[MATERIAL FOR THIS TASK]

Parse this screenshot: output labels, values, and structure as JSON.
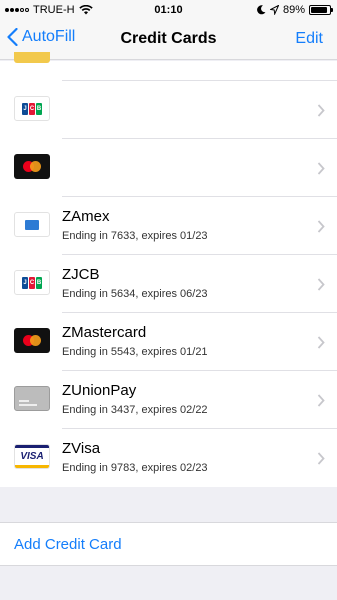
{
  "status_bar": {
    "carrier": "TRUE-H",
    "time": "01:10",
    "battery": "89%",
    "battery_level": 0.89
  },
  "nav": {
    "back_label": "AutoFill",
    "title": "Credit Cards",
    "edit_label": "Edit"
  },
  "cards": [
    {
      "name": "",
      "detail": "",
      "icon": "jcb-card-icon"
    },
    {
      "name": "",
      "detail": "",
      "icon": "mastercard-card-icon"
    },
    {
      "name": "ZAmex",
      "detail": "Ending in 7633, expires 01/23",
      "icon": "amex-card-icon"
    },
    {
      "name": "ZJCB",
      "detail": "Ending in 5634, expires 06/23",
      "icon": "jcb-card-icon"
    },
    {
      "name": "ZMastercard",
      "detail": "Ending in 5543, expires 01/21",
      "icon": "mastercard-card-icon"
    },
    {
      "name": "ZUnionPay",
      "detail": "Ending in 3437, expires 02/22",
      "icon": "unionpay-card-icon"
    },
    {
      "name": "ZVisa",
      "detail": "Ending in 9783, expires 02/23",
      "icon": "visa-card-icon"
    }
  ],
  "add_card_label": "Add Credit Card",
  "colors": {
    "accent": "#147efb",
    "background": "#efeff4"
  }
}
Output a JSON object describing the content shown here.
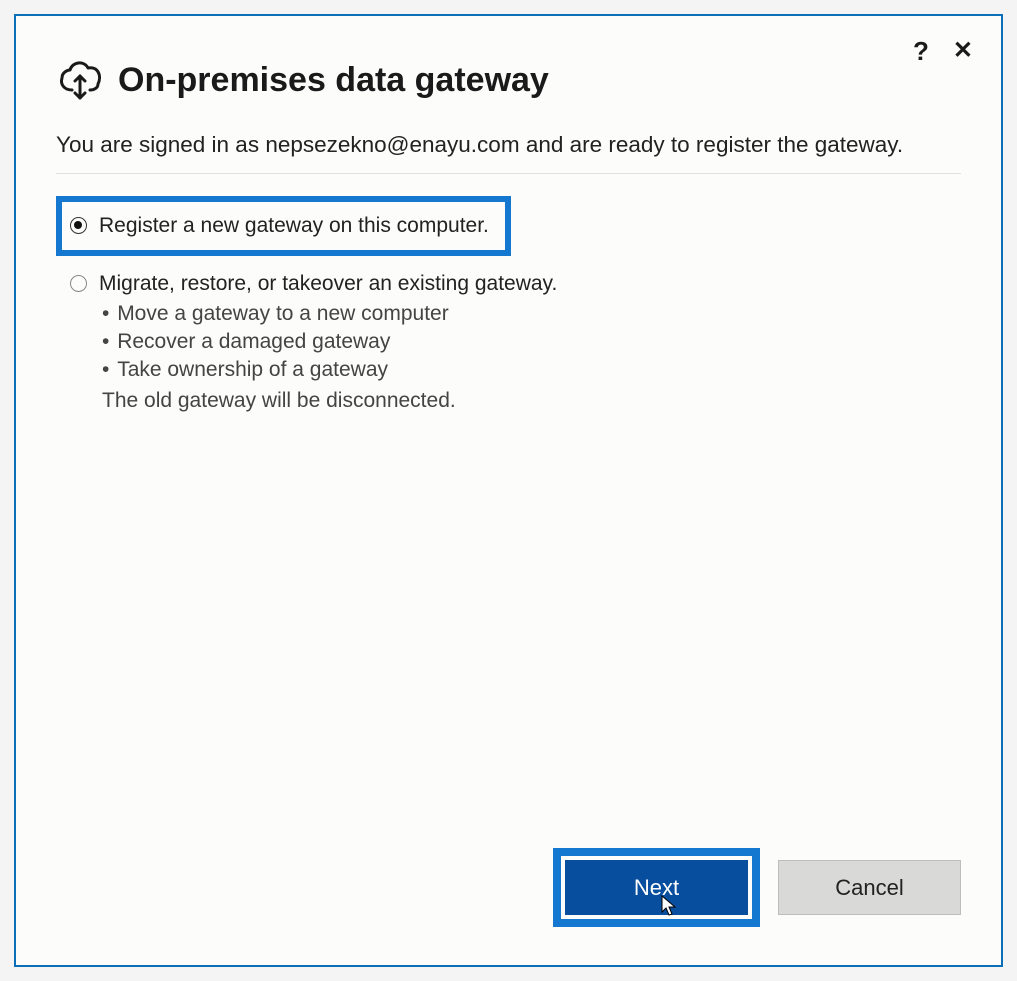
{
  "header": {
    "title": "On-premises data gateway",
    "subtitle": "You are signed in as nepsezekno@enayu.com and are ready to register the gateway."
  },
  "options": {
    "register": {
      "label": "Register a new gateway on this computer.",
      "selected": true
    },
    "migrate": {
      "label": "Migrate, restore, or takeover an existing gateway.",
      "selected": false,
      "bullets": [
        "Move a gateway to a new computer",
        "Recover a damaged gateway",
        "Take ownership of a gateway"
      ],
      "note": "The old gateway will be disconnected."
    }
  },
  "buttons": {
    "next": "Next",
    "cancel": "Cancel"
  },
  "controls": {
    "help": "?",
    "close": "✕"
  }
}
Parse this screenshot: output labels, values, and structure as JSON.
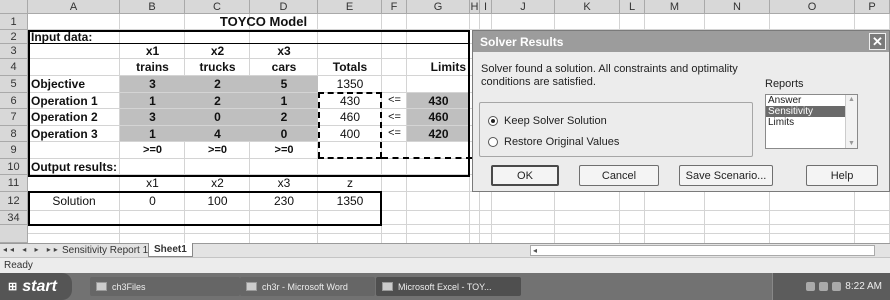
{
  "sheet": {
    "columns": [
      "A",
      "B",
      "C",
      "D",
      "E",
      "F",
      "G",
      "H",
      "I",
      "J",
      "K",
      "L",
      "M",
      "N",
      "O",
      "P"
    ],
    "rows": [
      "1",
      "2",
      "3",
      "4",
      "5",
      "6",
      "7",
      "8",
      "9",
      "10",
      "11",
      "12",
      "34"
    ],
    "title": "TOYCO Model",
    "input_label": "Input data:",
    "var_headers": [
      "x1",
      "x2",
      "x3"
    ],
    "var_names": [
      "trains",
      "trucks",
      "cars"
    ],
    "totals_header": "Totals",
    "limits_header": "Limits",
    "objective": {
      "label": "Objective",
      "coeffs": [
        "3",
        "2",
        "5"
      ],
      "total": "1350"
    },
    "constraints": [
      {
        "label": "Operation 1",
        "coeffs": [
          "1",
          "2",
          "1"
        ],
        "total": "430",
        "sign": "<=",
        "limit": "430"
      },
      {
        "label": "Operation 2",
        "coeffs": [
          "3",
          "0",
          "2"
        ],
        "total": "460",
        "sign": "<=",
        "limit": "460"
      },
      {
        "label": "Operation 3",
        "coeffs": [
          "1",
          "4",
          "0"
        ],
        "total": "400",
        "sign": "<=",
        "limit": "420"
      }
    ],
    "nonneg": [
      ">=0",
      ">=0",
      ">=0"
    ],
    "output_label": "Output results:",
    "out_headers": [
      "x1",
      "x2",
      "x3",
      "z"
    ],
    "solution": {
      "label": "Solution",
      "values": [
        "0",
        "100",
        "230",
        "1350"
      ]
    }
  },
  "dialog": {
    "title": "Solver Results",
    "close_glyph": "✕",
    "message": "Solver found a solution.  All constraints and optimality conditions are satisfied.",
    "options": [
      "Keep Solver Solution",
      "Restore Original Values"
    ],
    "selected_option": 0,
    "reports_label": "Reports",
    "reports": [
      "Answer",
      "Sensitivity",
      "Limits"
    ],
    "selected_report": 1,
    "buttons": {
      "ok": "OK",
      "cancel": "Cancel",
      "save": "Save Scenario...",
      "help": "Help"
    }
  },
  "tabs": {
    "nav": "◂◂ ◂ ▸ ▸▸",
    "items": [
      "Sensitivity Report 1",
      "Sheet1"
    ],
    "active": "Sheet1"
  },
  "status": {
    "text": "Ready"
  },
  "taskbar": {
    "start": "start",
    "items": [
      "ch3Files",
      "ch3r - Microsoft Word",
      "Microsoft Excel - TOY..."
    ],
    "clock": "8:22 AM"
  }
}
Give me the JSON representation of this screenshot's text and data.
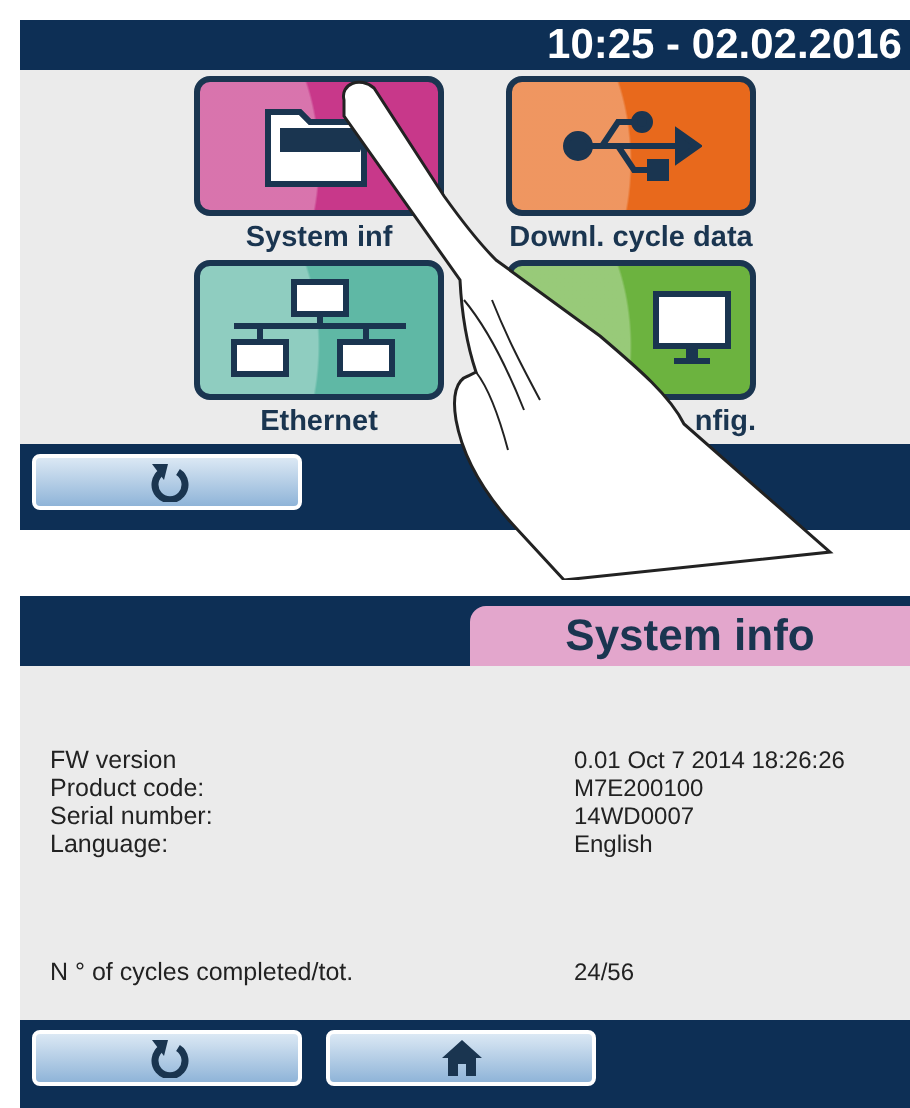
{
  "home_screen": {
    "clock": "10:25 - 02.02.2016",
    "tiles": [
      {
        "kind": "folder",
        "label": "System inf",
        "color": "#c8388a"
      },
      {
        "kind": "usb",
        "label": "Downl. cycle data",
        "color": "#e8691c"
      },
      {
        "kind": "network",
        "label": "Ethernet",
        "color": "#5fb8a5"
      },
      {
        "kind": "monitor",
        "label": "nfig.",
        "color": "#6cb33f"
      }
    ],
    "buttons": [
      {
        "kind": "back"
      }
    ]
  },
  "info_screen": {
    "title": "System info",
    "rows": [
      {
        "label": "FW version",
        "value": "0.01 Oct 7 2014 18:26:26"
      },
      {
        "label": "Product code:",
        "value": "M7E200100"
      },
      {
        "label": "Serial number:",
        "value": "14WD0007"
      },
      {
        "label": "Language:",
        "value": "English"
      }
    ],
    "cycles": {
      "label": "N ° of cycles completed/tot.",
      "value": "24/56"
    },
    "buttons": [
      {
        "kind": "back"
      },
      {
        "kind": "home"
      }
    ]
  }
}
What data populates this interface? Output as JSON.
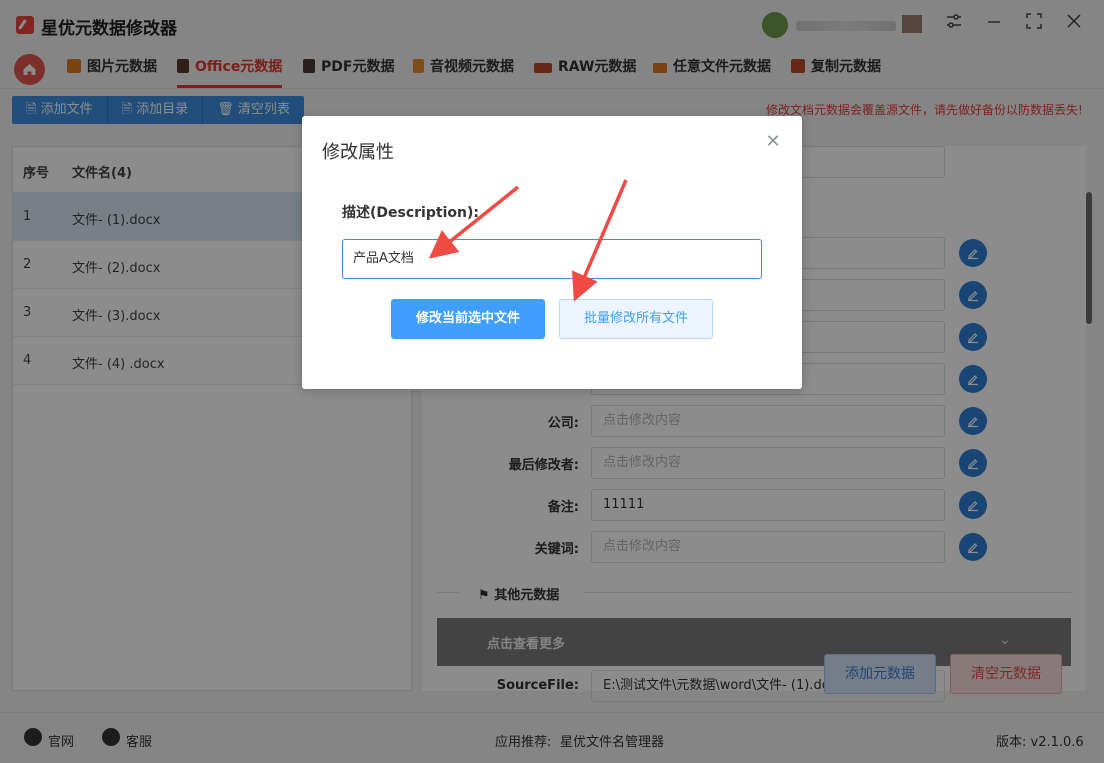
{
  "app": {
    "title": "星优元数据修改器"
  },
  "colors": {
    "accent": "#409eff",
    "brand": "#e03a30",
    "warning": "#e0403a"
  },
  "nav": {
    "tabs": [
      {
        "label": "图片元数据",
        "icon": "image-icon",
        "active": false
      },
      {
        "label": "Office元数据",
        "icon": "office-icon",
        "active": true
      },
      {
        "label": "PDF元数据",
        "icon": "pdf-icon",
        "active": false
      },
      {
        "label": "音视频元数据",
        "icon": "media-icon",
        "active": false
      },
      {
        "label": "RAW元数据",
        "icon": "raw-icon",
        "active": false
      },
      {
        "label": "任意文件元数据",
        "icon": "file-icon",
        "active": false
      },
      {
        "label": "复制元数据",
        "icon": "copy-icon",
        "active": false
      }
    ]
  },
  "toolbar": {
    "add_file": "添加文件",
    "add_dir": "添加目录",
    "clear_list": "清空列表"
  },
  "warning": "修改文档元数据会覆盖源文件，请先做好备份以防数据丢失!",
  "file_list": {
    "headers": {
      "index": "序号",
      "name": "文件名(4)"
    },
    "rows": [
      {
        "index": "1",
        "name": "文件- (1).docx",
        "selected": true
      },
      {
        "index": "2",
        "name": "文件- (2).docx",
        "selected": false
      },
      {
        "index": "3",
        "name": "文件- (3).docx",
        "selected": false
      },
      {
        "index": "4",
        "name": "文件- (4) .docx",
        "selected": false
      }
    ]
  },
  "meta": {
    "fields": [
      {
        "label": "公司:",
        "value": "",
        "placeholder": "点击修改内容"
      },
      {
        "label": "最后修改者:",
        "value": "",
        "placeholder": "点击修改内容"
      },
      {
        "label": "备注:",
        "value": "11111",
        "placeholder": "点击修改内容"
      },
      {
        "label": "关键词:",
        "value": "",
        "placeholder": "点击修改内容"
      }
    ],
    "other_section": "其他元数据",
    "more": "点击查看更多",
    "source_label": "SourceFile:",
    "source_value": "E:\\测试文件\\元数据\\word\\文件- (1).docx",
    "add_meta": "添加元数据",
    "clear_meta": "清空元数据"
  },
  "status": {
    "website": "官网",
    "support": "客服",
    "recommend": "应用推荐:",
    "recommend_app": "星优文件名管理器",
    "version": "版本: v2.1.0.6"
  },
  "dialog": {
    "title": "修改属性",
    "field_label": "描述(Description):",
    "field_value": "产品A文档",
    "btn_current": "修改当前选中文件",
    "btn_all": "批量修改所有文件"
  }
}
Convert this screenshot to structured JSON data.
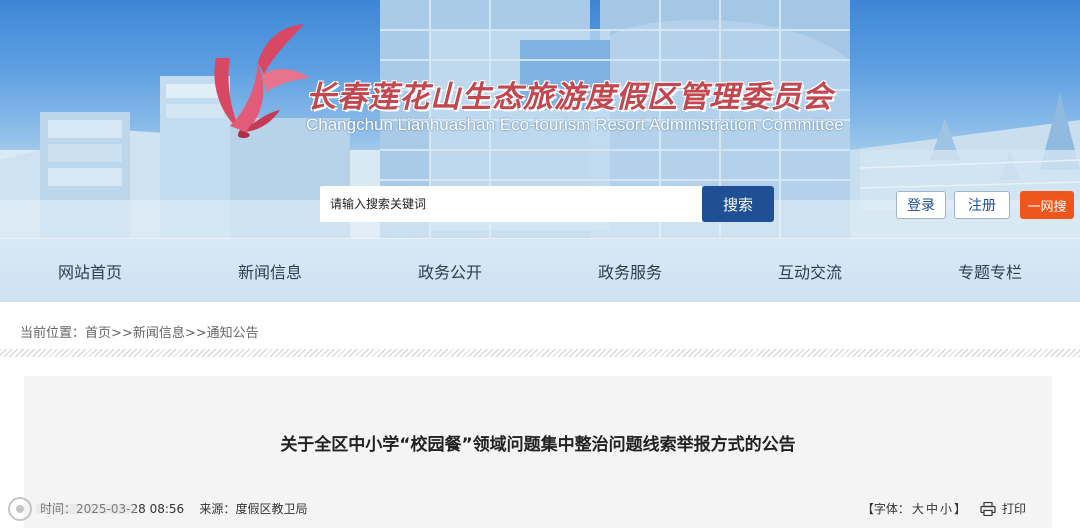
{
  "header": {
    "title_cn": "长春莲花山生态旅游度假区管理委员会",
    "title_en": "Changchun Lianhuashan Eco-tourism Resort  Administration Committee"
  },
  "search": {
    "placeholder": "请输入搜索关键词",
    "button_label": "搜索"
  },
  "account": {
    "login_label": "登录",
    "register_label": "注册",
    "net_search_label": "一网搜"
  },
  "nav": {
    "items": [
      {
        "label": "网站首页"
      },
      {
        "label": "新闻信息"
      },
      {
        "label": "政务公开"
      },
      {
        "label": "政务服务"
      },
      {
        "label": "互动交流"
      },
      {
        "label": "专题专栏"
      }
    ]
  },
  "breadcrumb": {
    "prefix": "当前位置：",
    "home": "首页",
    "sep1": ">>",
    "news": "新闻信息",
    "sep2": ">>",
    "notice": "通知公告"
  },
  "article": {
    "title": "关于全区中小学“校园餐”领域问题集中整治问题线索举报方式的公告",
    "time_label": "时间：",
    "time_value": "2025-03-28 08:56",
    "source_label": "来源：",
    "source_value": "度假区教卫局",
    "font_label_open": "【字体：",
    "font_large": "大",
    "font_medium": "中",
    "font_small": "小",
    "font_label_close": "】",
    "print_label": "打印"
  },
  "colors": {
    "accent_blue": "#1f4f94",
    "net_search_orange": "#f0561b",
    "title_red": "#c2474f",
    "nav_bg": "#d8e8f5"
  }
}
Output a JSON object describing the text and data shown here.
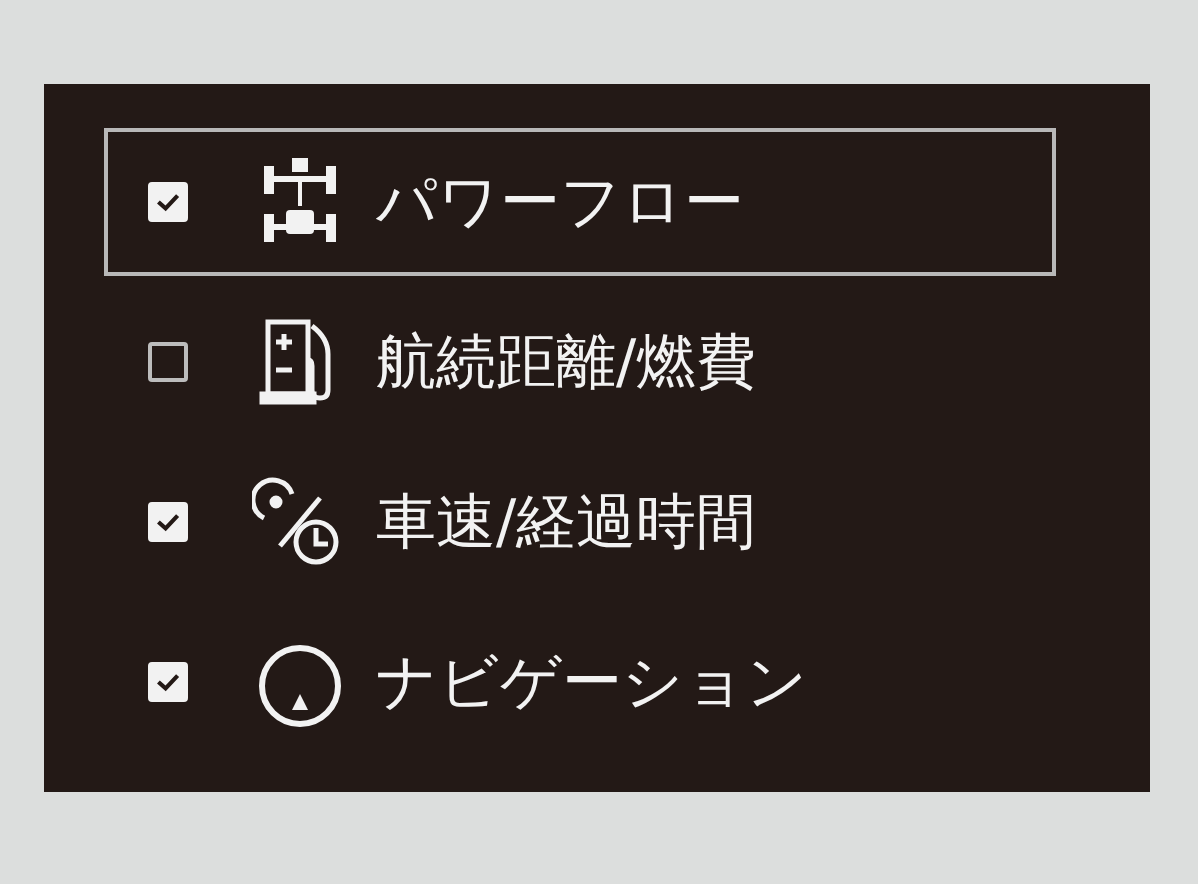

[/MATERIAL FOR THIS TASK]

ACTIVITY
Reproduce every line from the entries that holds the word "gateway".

RESULT FOR THIS TASK
    "title": "On-premises data gateway",
    "subtitle": "You are signed in as nepsezekno@enayu.com and are ready to register the gateway."
      "label": "Register a new gateway on this computer.",
      "label": "Migrate, restore, or takeover an existing gateway.",
        "Move a gateway to a new computer",
        "Recover a damaged gateway",
        "Take ownership of a gateway"
      "note": "The old gateway will be disconnected."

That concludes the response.